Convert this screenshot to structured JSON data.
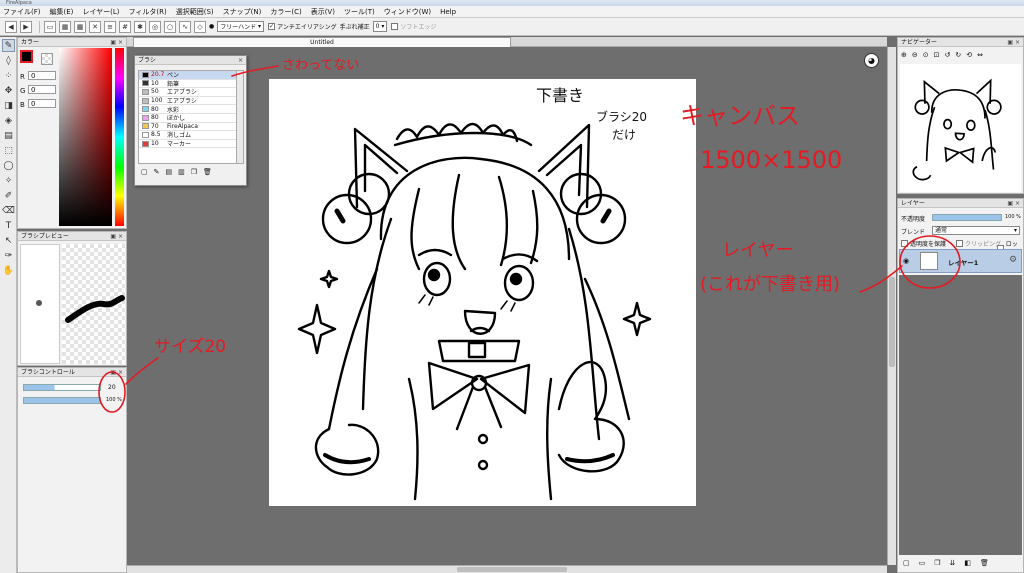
{
  "window": {
    "title": "FireAlpaca"
  },
  "menu": [
    "ファイル(F)",
    "編集(E)",
    "レイヤー(L)",
    "フィルタ(R)",
    "選択範囲(S)",
    "スナップ(N)",
    "カラー(C)",
    "表示(V)",
    "ツール(T)",
    "ウィンドウ(W)",
    "Help"
  ],
  "toolbar": {
    "brush_mode": "フリーハンド",
    "antialias_label": "アンチエイリアシング",
    "stabilizer_label": "手ぶれ補正",
    "stabilizer_value": "0",
    "softedge_label": "ソフトエッジ"
  },
  "color_panel": {
    "title": "カラー",
    "r_label": "R",
    "g_label": "G",
    "b_label": "B",
    "r": "0",
    "g": "0",
    "b": "0",
    "primary_color": "#000000"
  },
  "brush_preview": {
    "title": "ブラシプレビュー"
  },
  "brush_control": {
    "title": "ブラシコントロール",
    "size": "20",
    "opacity": "100 %"
  },
  "canvas": {
    "tab_title": "Untitled"
  },
  "brush_panel": {
    "title": "ブラシ",
    "items": [
      {
        "size": "20.7",
        "name": "ペン",
        "color": "#000000"
      },
      {
        "size": "10",
        "name": "鉛筆",
        "color": "#333333"
      },
      {
        "size": "50",
        "name": "エアブラシ",
        "color": "#bdbdbd"
      },
      {
        "size": "100",
        "name": "エアブラシ",
        "color": "#bdbdbd"
      },
      {
        "size": "80",
        "name": "水彩",
        "color": "#7fd3ef"
      },
      {
        "size": "80",
        "name": "ぼかし",
        "color": "#f0a0f0"
      },
      {
        "size": "70",
        "name": "FireAlpaca",
        "color": "#f2c94c"
      },
      {
        "size": "8.5",
        "name": "消しゴム",
        "color": "#ffffff"
      },
      {
        "size": "10",
        "name": "マーカー",
        "color": "#e53935"
      }
    ]
  },
  "navigator": {
    "title": "ナビゲーター"
  },
  "layer_panel": {
    "title": "レイヤー",
    "opacity_label": "不透明度",
    "opacity_value": "100 %",
    "blend_label": "ブレンド",
    "blend_value": "通常",
    "protect_label": "透明度を保護",
    "clipping_label": "クリッピング",
    "lock_label": "ロック",
    "layer_name": "レイヤー1"
  },
  "annotations": {
    "not_touched": "さわってない",
    "draft": "下書き",
    "brush20": "ブラシ20",
    "only": "だけ",
    "canvas": "キャンバス",
    "canvas_size": "1500×1500",
    "layer": "レイヤー",
    "layer_note": "(これが下書き用)",
    "size20": "サイズ20"
  },
  "accent_red": "#e31b23"
}
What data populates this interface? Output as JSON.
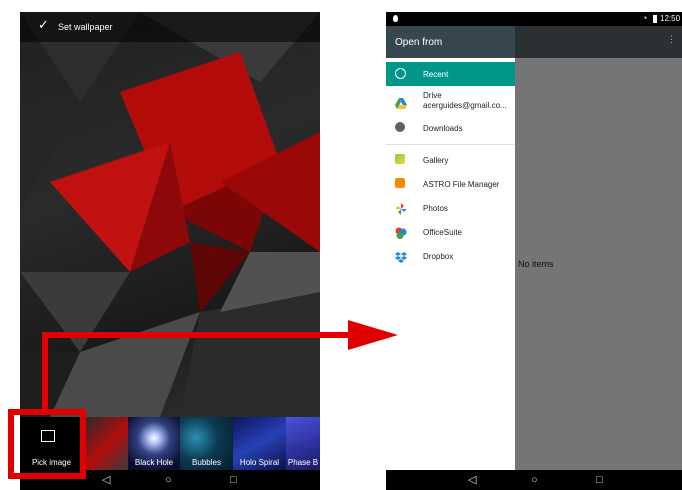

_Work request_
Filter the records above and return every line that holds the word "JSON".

_Result for this exercise_
Convert this screenshot to structured JSON data.
What data populates this interface? Output as JSON.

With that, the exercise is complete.